**THE TASK**
Go through the entries below and work out how many lines include "сервера"; give only that number.

(Website and app data records)
####

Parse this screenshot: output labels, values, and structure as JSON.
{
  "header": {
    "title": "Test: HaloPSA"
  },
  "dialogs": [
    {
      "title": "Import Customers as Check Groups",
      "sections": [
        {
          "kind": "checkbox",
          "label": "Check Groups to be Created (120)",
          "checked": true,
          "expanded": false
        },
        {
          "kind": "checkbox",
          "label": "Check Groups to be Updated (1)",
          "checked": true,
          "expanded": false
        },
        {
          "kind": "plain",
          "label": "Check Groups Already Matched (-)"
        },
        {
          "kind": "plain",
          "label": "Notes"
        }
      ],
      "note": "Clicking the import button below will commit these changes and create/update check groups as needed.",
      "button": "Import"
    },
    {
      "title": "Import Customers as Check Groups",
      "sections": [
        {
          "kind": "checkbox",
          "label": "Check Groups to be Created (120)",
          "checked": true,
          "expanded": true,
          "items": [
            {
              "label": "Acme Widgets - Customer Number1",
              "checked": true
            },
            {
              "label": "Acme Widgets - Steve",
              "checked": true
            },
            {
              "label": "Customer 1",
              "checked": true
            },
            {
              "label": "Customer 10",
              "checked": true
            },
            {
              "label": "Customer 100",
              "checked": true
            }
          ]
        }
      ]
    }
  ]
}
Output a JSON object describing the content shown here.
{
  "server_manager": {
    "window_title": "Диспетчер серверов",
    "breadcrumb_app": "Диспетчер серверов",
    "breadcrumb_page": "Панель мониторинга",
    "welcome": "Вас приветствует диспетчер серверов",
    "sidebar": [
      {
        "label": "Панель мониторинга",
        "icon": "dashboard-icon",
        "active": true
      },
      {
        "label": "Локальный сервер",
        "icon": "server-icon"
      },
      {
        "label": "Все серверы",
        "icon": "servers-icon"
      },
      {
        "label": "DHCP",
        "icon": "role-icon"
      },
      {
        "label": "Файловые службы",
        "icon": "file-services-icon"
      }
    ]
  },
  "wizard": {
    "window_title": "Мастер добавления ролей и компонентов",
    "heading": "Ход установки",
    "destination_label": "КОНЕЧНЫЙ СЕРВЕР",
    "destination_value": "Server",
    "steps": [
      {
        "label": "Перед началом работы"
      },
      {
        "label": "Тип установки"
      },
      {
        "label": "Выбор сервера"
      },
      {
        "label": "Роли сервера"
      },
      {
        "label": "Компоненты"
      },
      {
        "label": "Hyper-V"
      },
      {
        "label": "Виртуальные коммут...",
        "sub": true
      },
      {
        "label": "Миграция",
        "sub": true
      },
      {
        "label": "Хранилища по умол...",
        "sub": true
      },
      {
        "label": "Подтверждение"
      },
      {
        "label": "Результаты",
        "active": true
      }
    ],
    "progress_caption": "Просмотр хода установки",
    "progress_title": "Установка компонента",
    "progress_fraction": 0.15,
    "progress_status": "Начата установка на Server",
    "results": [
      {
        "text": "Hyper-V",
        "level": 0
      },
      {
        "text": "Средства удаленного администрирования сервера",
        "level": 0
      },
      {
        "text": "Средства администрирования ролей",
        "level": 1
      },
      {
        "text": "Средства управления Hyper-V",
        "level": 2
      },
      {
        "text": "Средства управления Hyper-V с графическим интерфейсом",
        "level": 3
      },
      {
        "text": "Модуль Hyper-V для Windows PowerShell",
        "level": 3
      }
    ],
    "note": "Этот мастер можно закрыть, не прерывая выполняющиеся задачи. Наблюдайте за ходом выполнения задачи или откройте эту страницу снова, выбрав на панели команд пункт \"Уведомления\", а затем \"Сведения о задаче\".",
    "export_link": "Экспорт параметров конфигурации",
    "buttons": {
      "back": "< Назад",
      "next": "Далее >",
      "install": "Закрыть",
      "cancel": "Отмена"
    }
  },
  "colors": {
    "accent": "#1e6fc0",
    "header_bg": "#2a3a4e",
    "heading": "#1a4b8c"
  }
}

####

**WRITTEN ANSWER**
3